Task to carry out: Starting at the first entry below, repeat all the data word for word and drop the pictures.

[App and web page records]
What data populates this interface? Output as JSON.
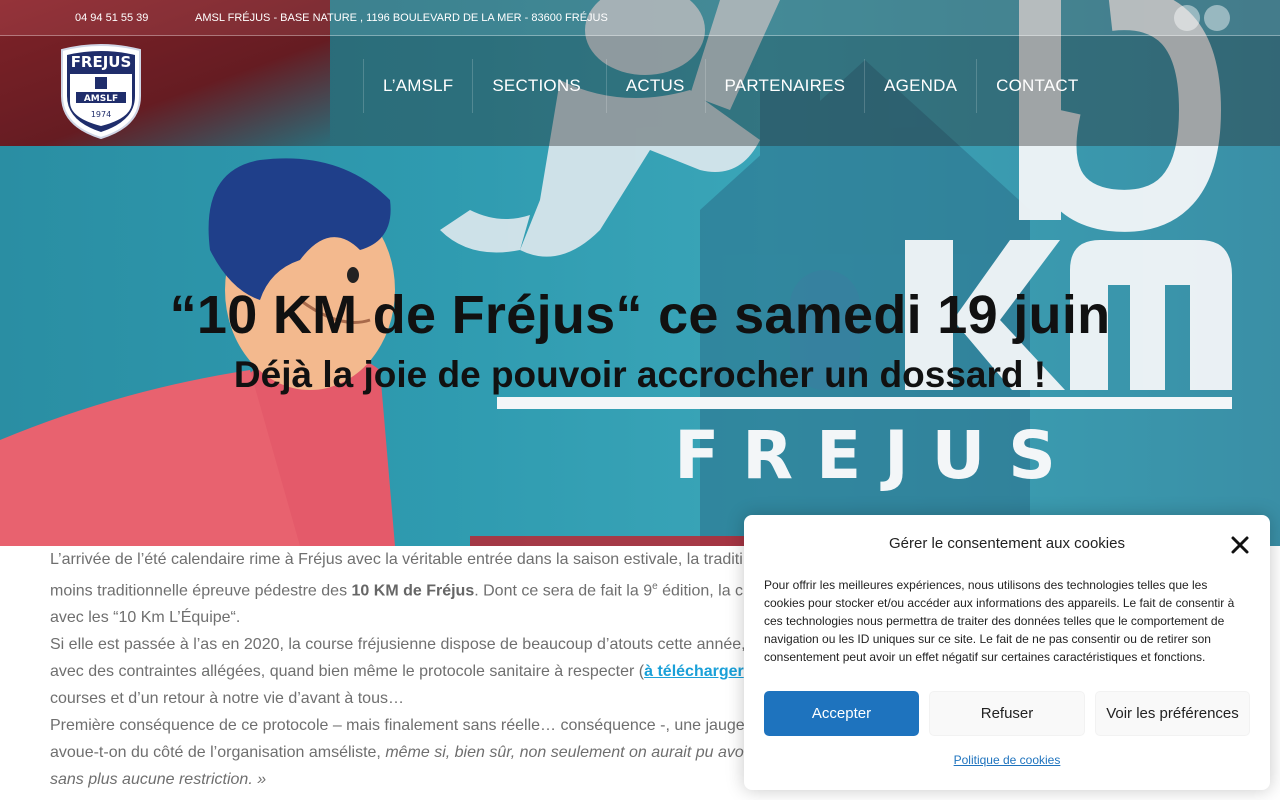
{
  "topbar": {
    "phone": "04 94 51 55 39",
    "address": "AMSL FRÉJUS - BASE NATURE , 1196 BOULEVARD DE LA MER - 83600 FRÉJUS"
  },
  "logo": {
    "top_text": "FREJUS",
    "mid_text": "AMSLF",
    "year": "1974"
  },
  "nav": {
    "items": [
      "L’AMSLF",
      "SECTIONS",
      "ACTUS",
      "PARTENAIRES",
      "AGENDA",
      "CONTACT"
    ]
  },
  "hero": {
    "title": "“10 KM de Fréjus“ ce samedi 19 juin",
    "subtitle": "Déjà la joie de pouvoir accrocher un dossard !",
    "poster_big": "10",
    "poster_km": "km",
    "poster_city": "F R E J U S"
  },
  "article": {
    "l1": "L’arrivée de l’été calendaire rime à Fréjus avec la véritable entrée dans la saison estivale, la traditi",
    "l2_a": "moins traditionnelle épreuve pédestre des ",
    "l2_b": "10 KM de Fréjus",
    "l2_c": ". Dont ce sera de fait la 9",
    "l2_sup": "e",
    "l2_d": " édition, la c",
    "l3": "avec les “10 Km L’Équipe“.",
    "l4": "Si elle est passée à l’as en 2020, la course fréjusienne dispose de beaucoup d’atouts cette année,",
    "l5_a": "avec des contraintes allégées, quand bien même le protocole sanitaire à respecter (",
    "l5_link": "à télécharger",
    "l6": "courses et d’un retour à notre vie d’avant à tous…",
    "l7": "Première conséquence de ce protocole – mais finalement sans réelle… conséquence -, une jauge",
    "l8_a": "avoue-t-on du côté de l’organisation amséliste, ",
    "l8_b": "même si, bien sûr, non seulement on aurait pu avo",
    "l9": "sans plus aucune restriction. »"
  },
  "cookie": {
    "title": "Gérer le consentement aux cookies",
    "text": "Pour offrir les meilleures expériences, nous utilisons des technologies telles que les cookies pour stocker et/ou accéder aux informations des appareils. Le fait de consentir à ces technologies nous permettra de traiter des données telles que le comportement de navigation ou les ID uniques sur ce site. Le fait de ne pas consentir ou de retirer son consentement peut avoir un effet négatif sur certaines caractéristiques et fonctions.",
    "accept": "Accepter",
    "refuse": "Refuser",
    "prefs": "Voir les préférences",
    "policy": "Politique de cookies"
  },
  "colors": {
    "accent_blue": "#1e73be",
    "hero_teal": "#2f9bb0",
    "brand_red": "#b51f29",
    "logo_navy": "#1f2d6b"
  }
}
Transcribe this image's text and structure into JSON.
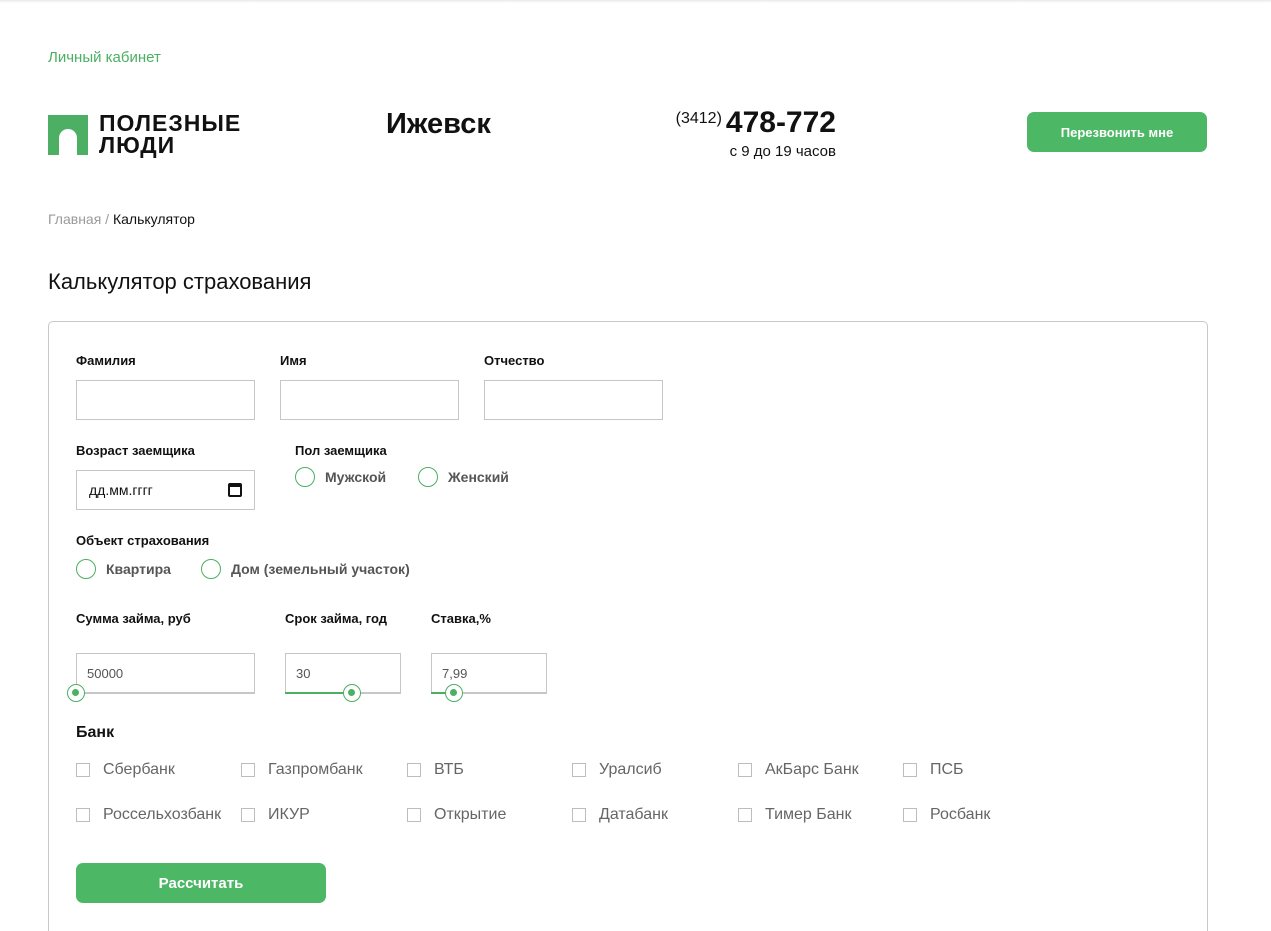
{
  "header": {
    "cabinet_link": "Личный кабинет",
    "logo_line1": "ПОЛЕЗНЫЕ",
    "logo_line2": "ЛЮДИ",
    "city": "Ижевск",
    "phone_code": "(3412)",
    "phone_number": "478-772",
    "hours": "с 9 до 19 часов",
    "callback_button": "Перезвонить мне"
  },
  "breadcrumb": {
    "home": "Главная",
    "separator": " / ",
    "current": "Калькулятор"
  },
  "page_title": "Калькулятор страхования",
  "form": {
    "last_name_label": "Фамилия",
    "last_name_value": "",
    "first_name_label": "Имя",
    "first_name_value": "",
    "patronymic_label": "Отчество",
    "patronymic_value": "",
    "age_label": "Возраст заемщика",
    "age_placeholder": "дд.мм.гггг",
    "gender_label": "Пол заемщика",
    "gender_options": [
      "Мужской",
      "Женский"
    ],
    "object_label": "Объект страхования",
    "object_options": [
      "Квартира",
      "Дом (земельный участок)"
    ],
    "loan_amount_label": "Сумма займа, руб",
    "loan_amount_value": "50000",
    "loan_amount_level": 0,
    "loan_term_label": "Срок займа, год",
    "loan_term_value": "30",
    "loan_term_level": 0.58,
    "rate_label": "Ставка,%",
    "rate_value": "7,99",
    "rate_level": 0.2,
    "bank_label": "Банк",
    "banks": [
      "Сбербанк",
      "Газпромбанк",
      "ВТБ",
      "Уралсиб",
      "АкБарс Банк",
      "ПСБ",
      "Россельхозбанк",
      "ИКУР",
      "Открытие",
      "Датабанк",
      "Тимер Банк",
      "Росбанк"
    ],
    "submit_button": "Рассчитать"
  },
  "colors": {
    "accent": "#4cb765",
    "link": "#4caf63",
    "border": "#c6c6c6"
  },
  "icons": {
    "date_picker": "calendar-icon",
    "logo": "logo-arch-icon"
  }
}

Solution:
What data populates this interface? Output as JSON.
{
  "topbar": {
    "phone": "04 94 51 55 39",
    "address": "AMSL FRÉJUS - BASE NATURE , 1196 BOULEVARD DE LA MER - 83600 FRÉJUS"
  },
  "logo": {
    "top_text": "FREJUS",
    "mid_text": "AMSLF",
    "year": "1974"
  },
  "nav": {
    "items": [
      "L’AMSLF",
      "SECTIONS",
      "ACTUS",
      "PARTENAIRES",
      "AGENDA",
      "CONTACT"
    ]
  },
  "hero": {
    "title": "“10 KM de Fréjus“ ce samedi 19 juin",
    "subtitle": "Déjà la joie de pouvoir accrocher un dossard !",
    "poster_big": "10",
    "poster_km": "km",
    "poster_city": "F R E J U S"
  },
  "article": {
    "l1": "L’arrivée de l’été calendaire rime à Fréjus avec la véritable entrée dans la saison estivale, la traditi",
    "l2_a": "moins traditionnelle épreuve pédestre des ",
    "l2_b": "10 KM de Fréjus",
    "l2_c": ". Dont ce sera de fait la 9",
    "l2_sup": "e",
    "l2_d": " édition, la c",
    "l3": "avec les “10 Km L’Équipe“.",
    "l4": "Si elle est passée à l’as en 2020, la course fréjusienne dispose de beaucoup d’atouts cette année,",
    "l5_a": "avec des contraintes allégées, quand bien même le protocole sanitaire à respecter (",
    "l5_link": "à télécharger",
    "l6": "courses et d’un retour à notre vie d’avant à tous…",
    "l7": "Première conséquence de ce protocole – mais finalement sans réelle… conséquence -, une jauge",
    "l8_a": "avoue-t-on du côté de l’organisation amséliste, ",
    "l8_b": "même si, bien sûr, non seulement on aurait pu avo",
    "l9": "sans plus aucune restriction. »"
  },
  "cookie": {
    "title": "Gérer le consentement aux cookies",
    "text": "Pour offrir les meilleures expériences, nous utilisons des technologies telles que les cookies pour stocker et/ou accéder aux informations des appareils. Le fait de consentir à ces technologies nous permettra de traiter des données telles que le comportement de navigation ou les ID uniques sur ce site. Le fait de ne pas consentir ou de retirer son consentement peut avoir un effet négatif sur certaines caractéristiques et fonctions.",
    "accept": "Accepter",
    "refuse": "Refuser",
    "prefs": "Voir les préférences",
    "policy": "Politique de cookies"
  },
  "colors": {
    "accent_blue": "#1e73be",
    "hero_teal": "#2f9bb0",
    "brand_red": "#b51f29",
    "logo_navy": "#1f2d6b"
  }
}
Transcribe this image's text and structure into JSON.
{
  "header": {
    "cabinet_link": "Личный кабинет",
    "logo_line1": "ПОЛЕЗНЫЕ",
    "logo_line2": "ЛЮДИ",
    "city": "Ижевск",
    "phone_code": "(3412)",
    "phone_number": "478-772",
    "hours": "с 9 до 19 часов",
    "callback_button": "Перезвонить мне"
  },
  "breadcrumb": {
    "home": "Главная",
    "separator": " / ",
    "current": "Калькулятор"
  },
  "page_title": "Калькулятор страхования",
  "form": {
    "last_name_label": "Фамилия",
    "last_name_value": "",
    "first_name_label": "Имя",
    "first_name_value": "",
    "patronymic_label": "Отчество",
    "patronymic_value": "",
    "age_label": "Возраст заемщика",
    "age_placeholder": "дд.мм.гггг",
    "gender_label": "Пол заемщика",
    "gender_options": [
      "Мужской",
      "Женский"
    ],
    "object_label": "Объект страхования",
    "object_options": [
      "Квартира",
      "Дом (земельный участок)"
    ],
    "loan_amount_label": "Сумма займа, руб",
    "loan_amount_value": "50000",
    "loan_amount_level": 0,
    "loan_term_label": "Срок займа, год",
    "loan_term_value": "30",
    "loan_term_level": 0.58,
    "rate_label": "Ставка,%",
    "rate_value": "7,99",
    "rate_level": 0.2,
    "bank_label": "Банк",
    "banks": [
      "Сбербанк",
      "Газпромбанк",
      "ВТБ",
      "Уралсиб",
      "АкБарс Банк",
      "ПСБ",
      "Россельхозбанк",
      "ИКУР",
      "Открытие",
      "Датабанк",
      "Тимер Банк",
      "Росбанк"
    ],
    "submit_button": "Рассчитать"
  },
  "colors": {
    "accent": "#4cb765",
    "link": "#4caf63",
    "border": "#c6c6c6"
  },
  "icons": {
    "date_picker": "calendar-icon",
    "logo": "logo-arch-icon"
  }
}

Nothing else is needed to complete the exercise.